### Information supplied:

········

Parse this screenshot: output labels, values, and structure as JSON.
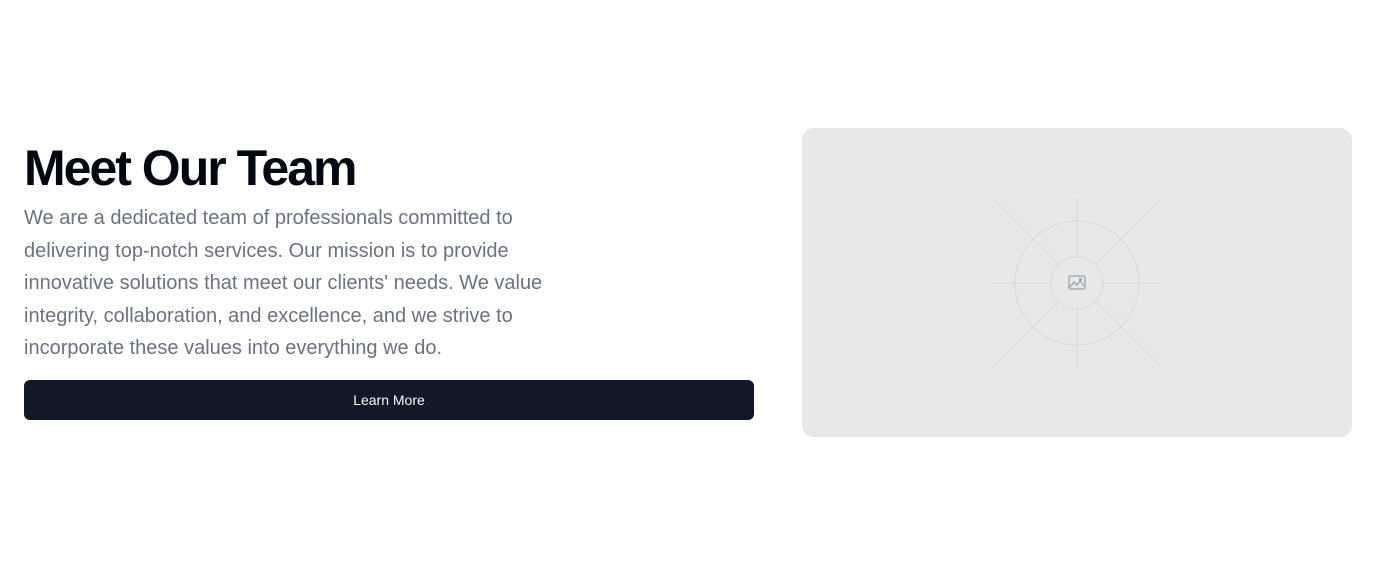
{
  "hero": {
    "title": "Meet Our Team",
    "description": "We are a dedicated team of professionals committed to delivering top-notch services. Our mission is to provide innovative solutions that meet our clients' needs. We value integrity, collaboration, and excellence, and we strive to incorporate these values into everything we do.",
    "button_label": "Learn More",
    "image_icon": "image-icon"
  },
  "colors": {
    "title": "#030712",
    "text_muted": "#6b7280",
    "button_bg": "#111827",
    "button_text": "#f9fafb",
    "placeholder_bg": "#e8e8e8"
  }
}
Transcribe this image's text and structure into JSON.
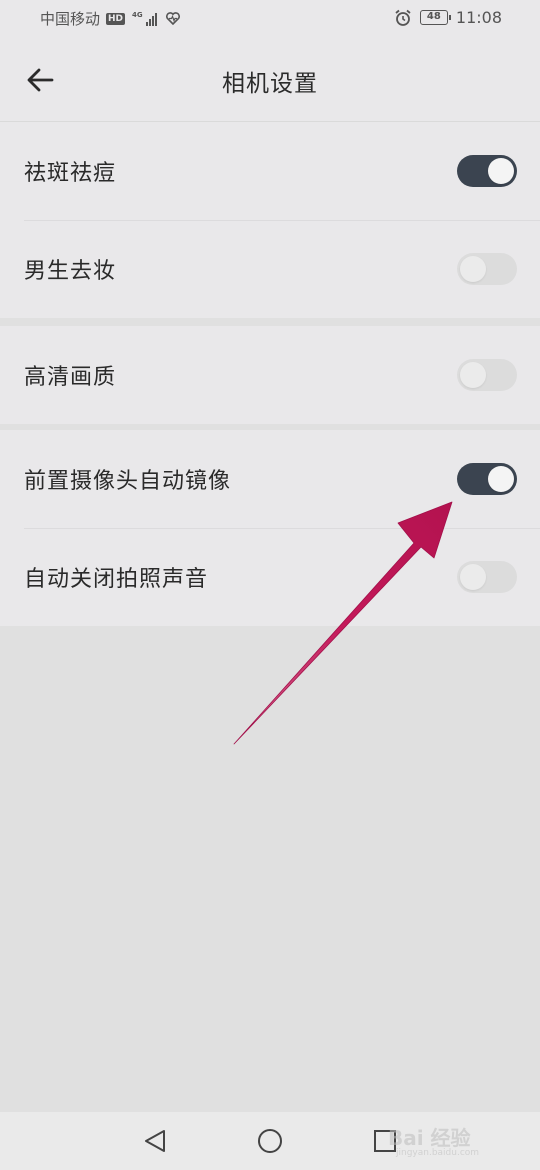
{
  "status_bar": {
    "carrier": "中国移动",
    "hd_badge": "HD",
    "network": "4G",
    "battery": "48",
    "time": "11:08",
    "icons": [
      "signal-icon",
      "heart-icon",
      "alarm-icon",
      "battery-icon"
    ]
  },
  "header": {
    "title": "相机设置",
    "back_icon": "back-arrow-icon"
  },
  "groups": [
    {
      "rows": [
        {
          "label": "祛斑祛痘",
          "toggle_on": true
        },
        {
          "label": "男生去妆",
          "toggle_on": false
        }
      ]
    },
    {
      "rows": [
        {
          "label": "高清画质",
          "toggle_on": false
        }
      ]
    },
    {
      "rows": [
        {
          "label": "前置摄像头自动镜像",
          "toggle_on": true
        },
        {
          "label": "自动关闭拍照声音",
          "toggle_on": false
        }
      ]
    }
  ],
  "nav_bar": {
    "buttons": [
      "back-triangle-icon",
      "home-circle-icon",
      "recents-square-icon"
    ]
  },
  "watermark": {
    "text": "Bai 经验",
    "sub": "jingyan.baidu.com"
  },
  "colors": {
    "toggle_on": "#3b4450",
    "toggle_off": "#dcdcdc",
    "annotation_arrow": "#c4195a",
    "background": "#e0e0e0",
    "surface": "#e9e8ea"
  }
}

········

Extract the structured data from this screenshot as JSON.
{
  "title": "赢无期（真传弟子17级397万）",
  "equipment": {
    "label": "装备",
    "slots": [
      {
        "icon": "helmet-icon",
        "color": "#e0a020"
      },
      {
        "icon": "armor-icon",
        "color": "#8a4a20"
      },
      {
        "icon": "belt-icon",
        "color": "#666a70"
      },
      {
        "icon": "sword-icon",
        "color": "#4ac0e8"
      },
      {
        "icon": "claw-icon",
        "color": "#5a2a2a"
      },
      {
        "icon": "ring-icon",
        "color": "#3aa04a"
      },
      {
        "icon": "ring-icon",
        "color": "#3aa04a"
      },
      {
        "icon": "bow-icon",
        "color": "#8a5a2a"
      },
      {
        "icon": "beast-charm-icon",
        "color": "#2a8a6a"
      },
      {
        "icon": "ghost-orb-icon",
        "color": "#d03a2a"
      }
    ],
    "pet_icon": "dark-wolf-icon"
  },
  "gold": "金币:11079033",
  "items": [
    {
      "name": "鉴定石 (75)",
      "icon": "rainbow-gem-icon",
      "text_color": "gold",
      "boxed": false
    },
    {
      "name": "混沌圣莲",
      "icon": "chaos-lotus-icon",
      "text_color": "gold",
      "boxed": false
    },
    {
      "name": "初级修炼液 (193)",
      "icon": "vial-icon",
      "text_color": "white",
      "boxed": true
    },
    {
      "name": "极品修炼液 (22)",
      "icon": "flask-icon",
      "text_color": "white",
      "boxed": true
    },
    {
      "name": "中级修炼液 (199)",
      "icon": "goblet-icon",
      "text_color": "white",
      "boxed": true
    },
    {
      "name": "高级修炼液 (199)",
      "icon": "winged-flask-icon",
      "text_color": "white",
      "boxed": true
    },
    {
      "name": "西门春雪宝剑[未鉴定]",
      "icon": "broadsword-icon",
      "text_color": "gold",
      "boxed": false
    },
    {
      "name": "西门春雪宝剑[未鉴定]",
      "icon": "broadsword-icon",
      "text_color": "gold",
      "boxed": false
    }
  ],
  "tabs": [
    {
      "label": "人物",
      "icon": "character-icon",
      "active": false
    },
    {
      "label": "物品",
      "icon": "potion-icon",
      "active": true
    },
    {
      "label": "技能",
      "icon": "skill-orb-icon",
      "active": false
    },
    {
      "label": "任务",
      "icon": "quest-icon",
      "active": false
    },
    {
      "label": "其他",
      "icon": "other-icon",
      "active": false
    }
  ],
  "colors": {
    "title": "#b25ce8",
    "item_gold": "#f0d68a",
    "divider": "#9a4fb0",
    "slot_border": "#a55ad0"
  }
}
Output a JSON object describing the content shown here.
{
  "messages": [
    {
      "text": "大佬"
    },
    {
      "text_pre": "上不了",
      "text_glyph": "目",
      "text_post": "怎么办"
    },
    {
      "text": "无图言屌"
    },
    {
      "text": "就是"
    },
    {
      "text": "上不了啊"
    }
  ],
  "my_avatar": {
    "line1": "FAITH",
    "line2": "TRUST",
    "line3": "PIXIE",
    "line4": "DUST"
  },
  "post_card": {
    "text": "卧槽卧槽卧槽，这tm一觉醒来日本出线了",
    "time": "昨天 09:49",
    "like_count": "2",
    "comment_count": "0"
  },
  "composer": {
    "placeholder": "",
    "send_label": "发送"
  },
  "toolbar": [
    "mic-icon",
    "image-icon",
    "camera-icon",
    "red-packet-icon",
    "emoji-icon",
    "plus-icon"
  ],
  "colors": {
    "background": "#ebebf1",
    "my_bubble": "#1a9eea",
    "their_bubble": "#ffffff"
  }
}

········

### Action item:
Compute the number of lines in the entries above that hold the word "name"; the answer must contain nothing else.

### Expected answer:
8